(RECORDED DATA):

──────────────────────────────

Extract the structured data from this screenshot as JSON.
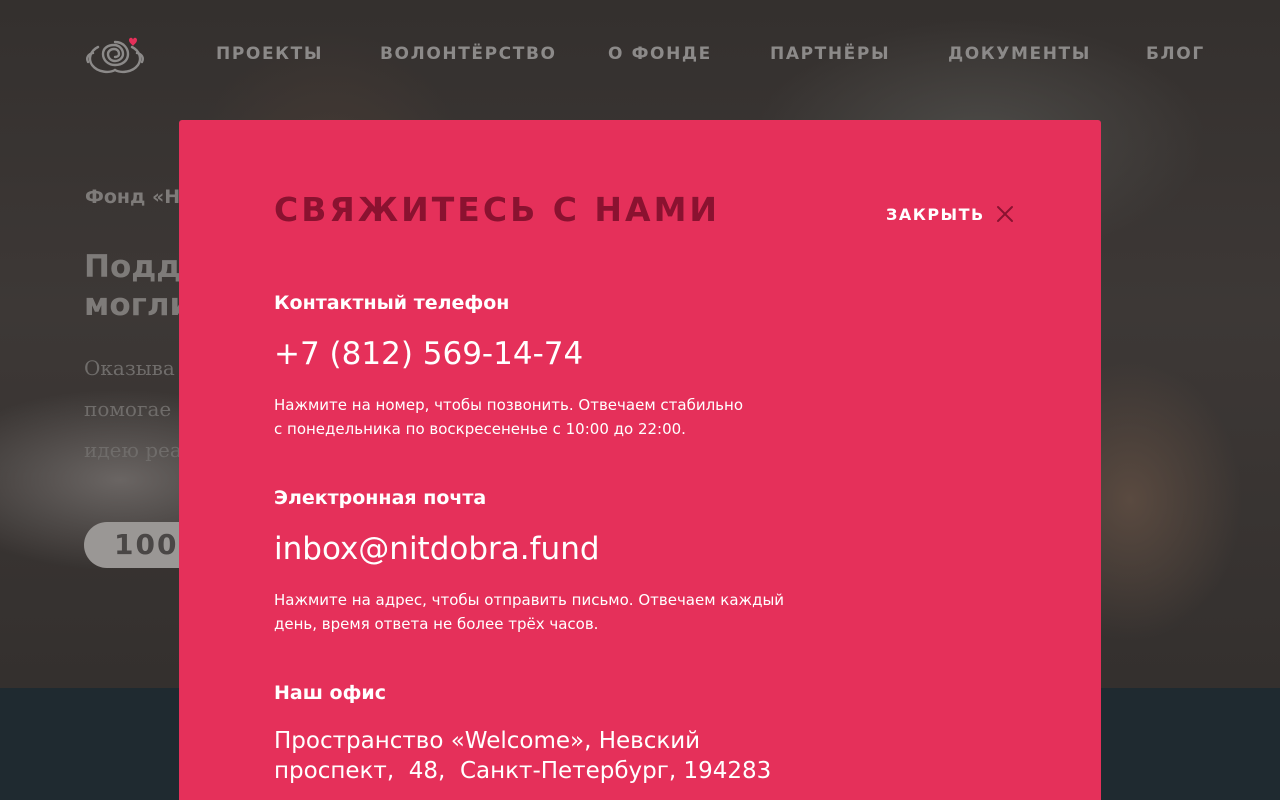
{
  "nav": {
    "logo_icon": "spiral-heart-logo-icon",
    "items": [
      {
        "label": "ПРОЕКТЫ"
      },
      {
        "label": "ВОЛОНТЁРСТВО"
      },
      {
        "label": "О ФОНДЕ"
      },
      {
        "label": "ПАРТНЁРЫ"
      },
      {
        "label": "ДОКУМЕНТЫ"
      },
      {
        "label": "БЛОГ"
      }
    ]
  },
  "hero": {
    "kicker": "Фонд «Н",
    "title": "Подд\nмогли",
    "text": "Оказыва\nпомогае\nидею реа",
    "pill": "100"
  },
  "modal": {
    "title": "СВЯЖИТЕСЬ С НАМИ",
    "close_label": "ЗАКРЫТЬ",
    "close_icon": "close-icon",
    "phone": {
      "label": "Контактный телефон",
      "value": "+7 (812) 569-14-74",
      "note": "Нажмите на номер, чтобы позвонить. Отвечаем стабильно\nс понедельника по воскресененье с 10:00 до 22:00."
    },
    "email": {
      "label": "Электронная почта",
      "value": "inbox@nitdobra.fund",
      "note": "Нажмите на адрес, чтобы отправить письмо. Отвечаем каждый\nдень, время ответа не более трёх часов."
    },
    "office": {
      "label": "Наш офис",
      "address": "Пространство «Welcome», Невский\nпроспект,  48,  Санкт-Петербург, 194283"
    }
  },
  "colors": {
    "modal_bg": "#e5305a",
    "modal_title": "#8a1230",
    "logo_heart": "#e5305a",
    "footer_bg": "#1f2a30"
  }
}
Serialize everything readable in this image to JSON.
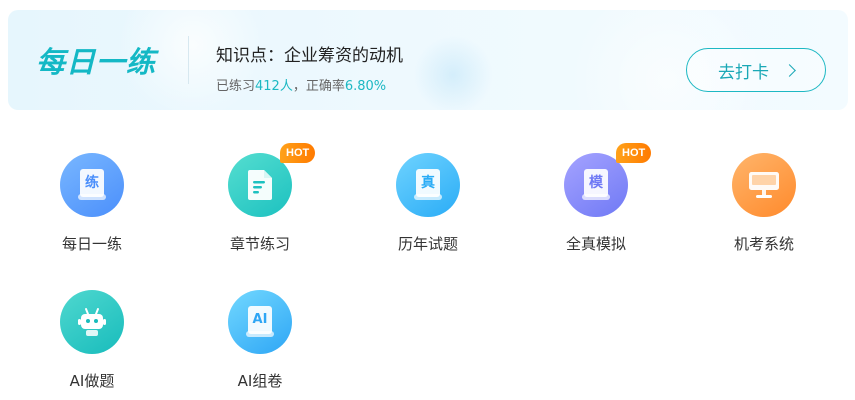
{
  "banner": {
    "brand": "每日一练",
    "knowledge_label": "知识点：",
    "knowledge_topic": "企业筹资的动机",
    "stats_prefix": "已练习",
    "practiced_count": "412人",
    "stats_mid": "，正确率",
    "accuracy": "6.80%",
    "checkin_label": "去打卡"
  },
  "colors": {
    "accent": "#1db8c3",
    "brand_accent": "#f5a623",
    "hot": "#ff8a00"
  },
  "features": [
    {
      "label": "每日一练",
      "icon": "daily-practice-icon",
      "icon_char": "练",
      "hot": false
    },
    {
      "label": "章节练习",
      "icon": "chapter-doc-icon",
      "icon_char": "",
      "hot": true,
      "badge": "HOT"
    },
    {
      "label": "历年试题",
      "icon": "past-exam-icon",
      "icon_char": "真",
      "hot": false
    },
    {
      "label": "全真模拟",
      "icon": "mock-exam-icon",
      "icon_char": "模",
      "hot": true,
      "badge": "HOT"
    },
    {
      "label": "机考系统",
      "icon": "computer-exam-icon",
      "icon_char": "",
      "hot": false
    },
    {
      "label": "AI做题",
      "icon": "ai-robot-icon",
      "icon_char": "",
      "hot": false
    },
    {
      "label": "AI组卷",
      "icon": "ai-paper-icon",
      "icon_char": "AI",
      "hot": false
    }
  ]
}
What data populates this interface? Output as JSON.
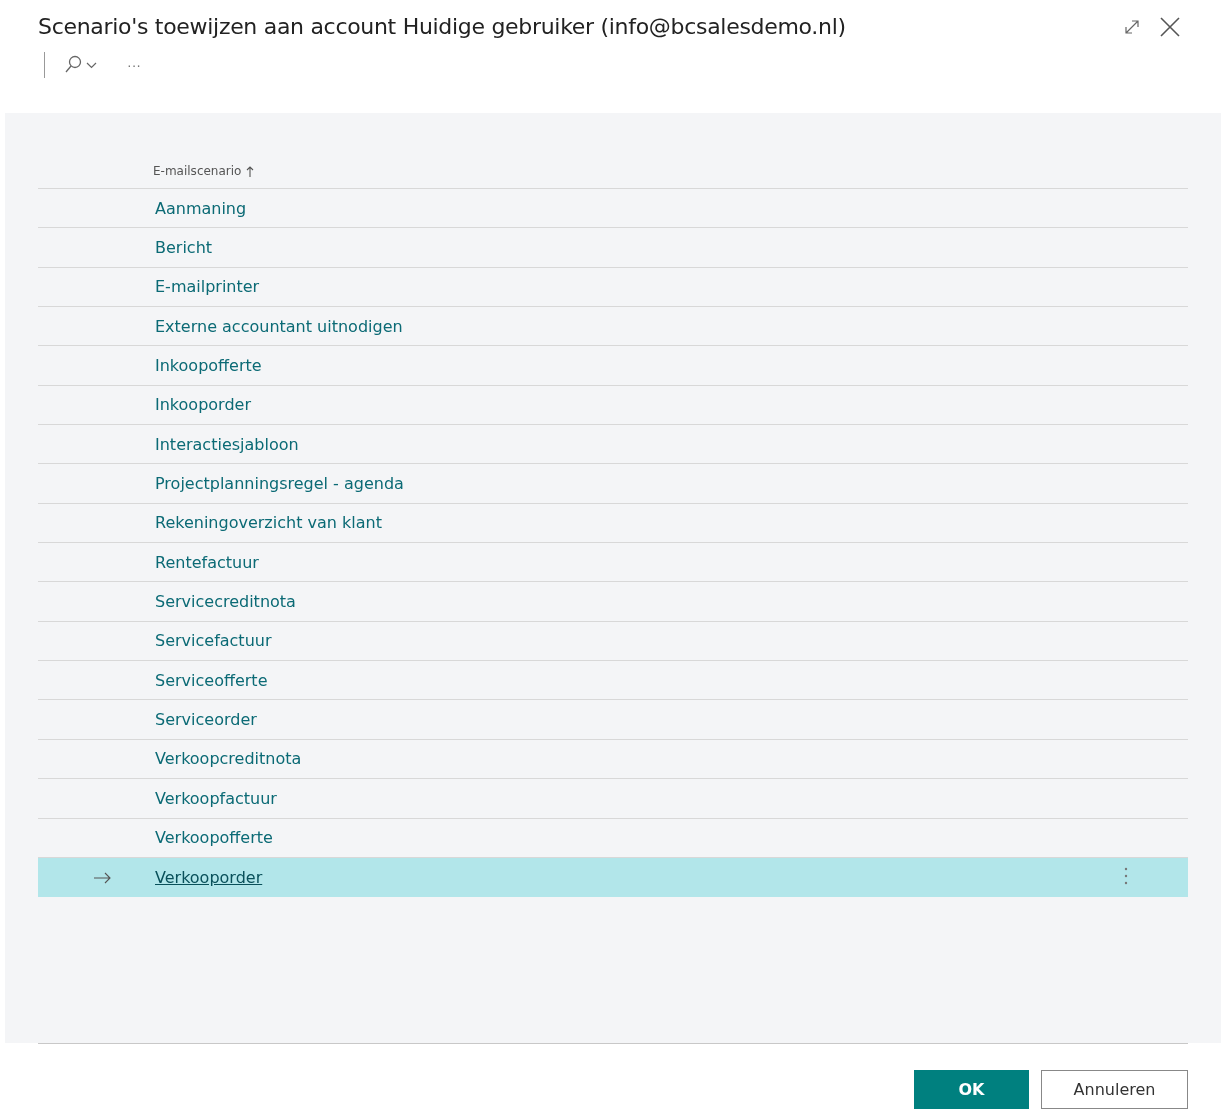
{
  "window": {
    "title": "Scenario's toewijzen aan account Huidige gebruiker (info@bcsalesdemo.nl)"
  },
  "toolbar": {
    "more": "···"
  },
  "table": {
    "columns": [
      {
        "label": "E-mailscenario",
        "sorted_ascending": true
      }
    ],
    "rows": [
      {
        "name": "Aanmaning",
        "selected": false
      },
      {
        "name": "Bericht",
        "selected": false
      },
      {
        "name": "E-mailprinter",
        "selected": false
      },
      {
        "name": "Externe accountant uitnodigen",
        "selected": false
      },
      {
        "name": "Inkoopofferte",
        "selected": false
      },
      {
        "name": "Inkooporder",
        "selected": false
      },
      {
        "name": "Interactiesjabloon",
        "selected": false
      },
      {
        "name": "Projectplanningsregel - agenda",
        "selected": false
      },
      {
        "name": "Rekeningoverzicht van klant",
        "selected": false
      },
      {
        "name": "Rentefactuur",
        "selected": false
      },
      {
        "name": "Servicecreditnota",
        "selected": false
      },
      {
        "name": "Servicefactuur",
        "selected": false
      },
      {
        "name": "Serviceofferte",
        "selected": false
      },
      {
        "name": "Serviceorder",
        "selected": false
      },
      {
        "name": "Verkoopcreditnota",
        "selected": false
      },
      {
        "name": "Verkoopfactuur",
        "selected": false
      },
      {
        "name": "Verkoopofferte",
        "selected": false
      },
      {
        "name": "Verkooporder",
        "selected": true
      }
    ]
  },
  "buttons": [
    {
      "label": "OK",
      "kind": "primary"
    },
    {
      "label": "Annuleren",
      "kind": "secondary"
    }
  ]
}
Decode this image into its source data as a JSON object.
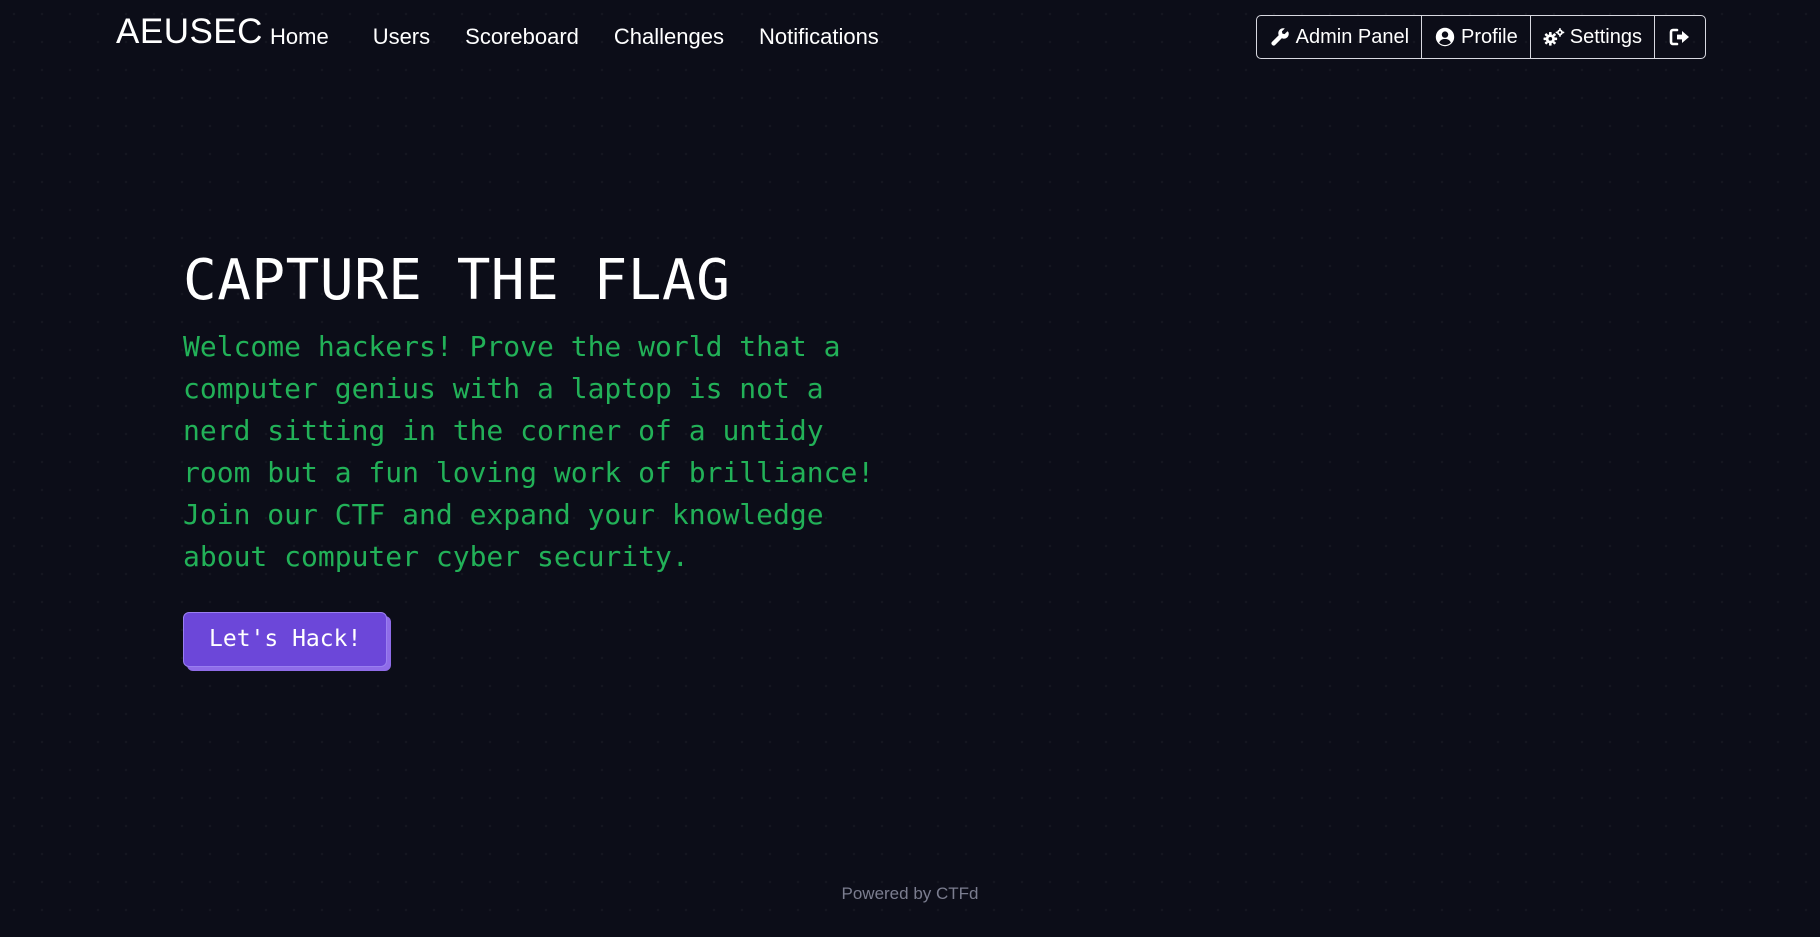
{
  "navbar": {
    "brand": "AEUSEC",
    "links": [
      {
        "label": "Home"
      },
      {
        "label": "Users"
      },
      {
        "label": "Scoreboard"
      },
      {
        "label": "Challenges"
      },
      {
        "label": "Notifications"
      }
    ],
    "buttons": [
      {
        "label": "Admin Panel",
        "icon": "wrench-icon"
      },
      {
        "label": "Profile",
        "icon": "user-circle-icon"
      },
      {
        "label": "Settings",
        "icon": "cogs-icon"
      },
      {
        "label": "",
        "icon": "sign-out-icon"
      }
    ]
  },
  "hero": {
    "title": "CAPTURE THE FLAG",
    "text": "Welcome hackers! Prove the world that a computer genius with a laptop is not a nerd sitting in the corner of a untidy room but a fun loving work of brilliance! Join our CTF and expand your knowledge about computer cyber security.",
    "button_label": "Let's Hack!"
  },
  "footer": {
    "text": "Powered by CTFd"
  },
  "colors": {
    "background": "#0c0d18",
    "accent_green": "#22b158",
    "accent_purple": "#6c47d9"
  }
}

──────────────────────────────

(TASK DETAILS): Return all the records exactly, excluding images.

(TASK OUTPUT):
Extract the structured data from this screenshot as JSON.
{
  "nav": {
    "logo_icon": "spiral-heart-logo-icon",
    "items": [
      {
        "label": "ПРОЕКТЫ"
      },
      {
        "label": "ВОЛОНТЁРСТВО"
      },
      {
        "label": "О ФОНДЕ"
      },
      {
        "label": "ПАРТНЁРЫ"
      },
      {
        "label": "ДОКУМЕНТЫ"
      },
      {
        "label": "БЛОГ"
      }
    ]
  },
  "hero": {
    "kicker": "Фонд «Н",
    "title": "Подд\nмогли",
    "text": "Оказыва\nпомогае\nидею реа",
    "pill": "100"
  },
  "modal": {
    "title": "СВЯЖИТЕСЬ С НАМИ",
    "close_label": "ЗАКРЫТЬ",
    "close_icon": "close-icon",
    "phone": {
      "label": "Контактный телефон",
      "value": "+7 (812) 569-14-74",
      "note": "Нажмите на номер, чтобы позвонить. Отвечаем стабильно\nс понедельника по воскресененье с 10:00 до 22:00."
    },
    "email": {
      "label": "Электронная почта",
      "value": "inbox@nitdobra.fund",
      "note": "Нажмите на адрес, чтобы отправить письмо. Отвечаем каждый\nдень, время ответа не более трёх часов."
    },
    "office": {
      "label": "Наш офис",
      "address": "Пространство «Welcome», Невский\nпроспект,  48,  Санкт-Петербург, 194283"
    }
  },
  "colors": {
    "modal_bg": "#e5305a",
    "modal_title": "#8a1230",
    "logo_heart": "#e5305a",
    "footer_bg": "#1f2a30"
  }
}
Serialize everything readable in this image to JSON.
{
  "banner": {
    "brand": "每日一练",
    "knowledge_label": "知识点：",
    "knowledge_topic": "企业筹资的动机",
    "stats_prefix": "已练习",
    "practiced_count": "412人",
    "stats_mid": "，正确率",
    "accuracy": "6.80%",
    "checkin_label": "去打卡"
  },
  "colors": {
    "accent": "#1db8c3",
    "brand_accent": "#f5a623",
    "hot": "#ff8a00"
  },
  "features": [
    {
      "label": "每日一练",
      "icon": "daily-practice-icon",
      "icon_char": "练",
      "hot": false
    },
    {
      "label": "章节练习",
      "icon": "chapter-doc-icon",
      "icon_char": "",
      "hot": true,
      "badge": "HOT"
    },
    {
      "label": "历年试题",
      "icon": "past-exam-icon",
      "icon_char": "真",
      "hot": false
    },
    {
      "label": "全真模拟",
      "icon": "mock-exam-icon",
      "icon_char": "模",
      "hot": true,
      "badge": "HOT"
    },
    {
      "label": "机考系统",
      "icon": "computer-exam-icon",
      "icon_char": "",
      "hot": false
    },
    {
      "label": "AI做题",
      "icon": "ai-robot-icon",
      "icon_char": "",
      "hot": false
    },
    {
      "label": "AI组卷",
      "icon": "ai-paper-icon",
      "icon_char": "AI",
      "hot": false
    }
  ]
}
What data populates this interface? Output as JSON.
{
  "window": {
    "title": "Scenario's toewijzen aan account Huidige gebruiker (info@bcsalesdemo.nl)"
  },
  "toolbar": {
    "more": "···"
  },
  "table": {
    "columns": [
      {
        "label": "E-mailscenario",
        "sorted_ascending": true
      }
    ],
    "rows": [
      {
        "name": "Aanmaning",
        "selected": false
      },
      {
        "name": "Bericht",
        "selected": false
      },
      {
        "name": "E-mailprinter",
        "selected": false
      },
      {
        "name": "Externe accountant uitnodigen",
        "selected": false
      },
      {
        "name": "Inkoopofferte",
        "selected": false
      },
      {
        "name": "Inkooporder",
        "selected": false
      },
      {
        "name": "Interactiesjabloon",
        "selected": false
      },
      {
        "name": "Projectplanningsregel - agenda",
        "selected": false
      },
      {
        "name": "Rekeningoverzicht van klant",
        "selected": false
      },
      {
        "name": "Rentefactuur",
        "selected": false
      },
      {
        "name": "Servicecreditnota",
        "selected": false
      },
      {
        "name": "Servicefactuur",
        "selected": false
      },
      {
        "name": "Serviceofferte",
        "selected": false
      },
      {
        "name": "Serviceorder",
        "selected": false
      },
      {
        "name": "Verkoopcreditnota",
        "selected": false
      },
      {
        "name": "Verkoopfactuur",
        "selected": false
      },
      {
        "name": "Verkoopofferte",
        "selected": false
      },
      {
        "name": "Verkooporder",
        "selected": true
      }
    ]
  },
  "buttons": [
    {
      "label": "OK",
      "kind": "primary"
    },
    {
      "label": "Annuleren",
      "kind": "secondary"
    }
  ]
}
Decode this image into its source data as a JSON object.
{
  "navbar": {
    "brand": "AEUSEC",
    "links": [
      {
        "label": "Home"
      },
      {
        "label": "Users"
      },
      {
        "label": "Scoreboard"
      },
      {
        "label": "Challenges"
      },
      {
        "label": "Notifications"
      }
    ],
    "buttons": [
      {
        "label": "Admin Panel",
        "icon": "wrench-icon"
      },
      {
        "label": "Profile",
        "icon": "user-circle-icon"
      },
      {
        "label": "Settings",
        "icon": "cogs-icon"
      },
      {
        "label": "",
        "icon": "sign-out-icon"
      }
    ]
  },
  "hero": {
    "title": "CAPTURE THE FLAG",
    "text": "Welcome hackers! Prove the world that a computer genius with a laptop is not a nerd sitting in the corner of a untidy room but a fun loving work of brilliance! Join our CTF and expand your knowledge about computer cyber security.",
    "button_label": "Let's Hack!"
  },
  "footer": {
    "text": "Powered by CTFd"
  },
  "colors": {
    "background": "#0c0d18",
    "accent_green": "#22b158",
    "accent_purple": "#6c47d9"
  }
}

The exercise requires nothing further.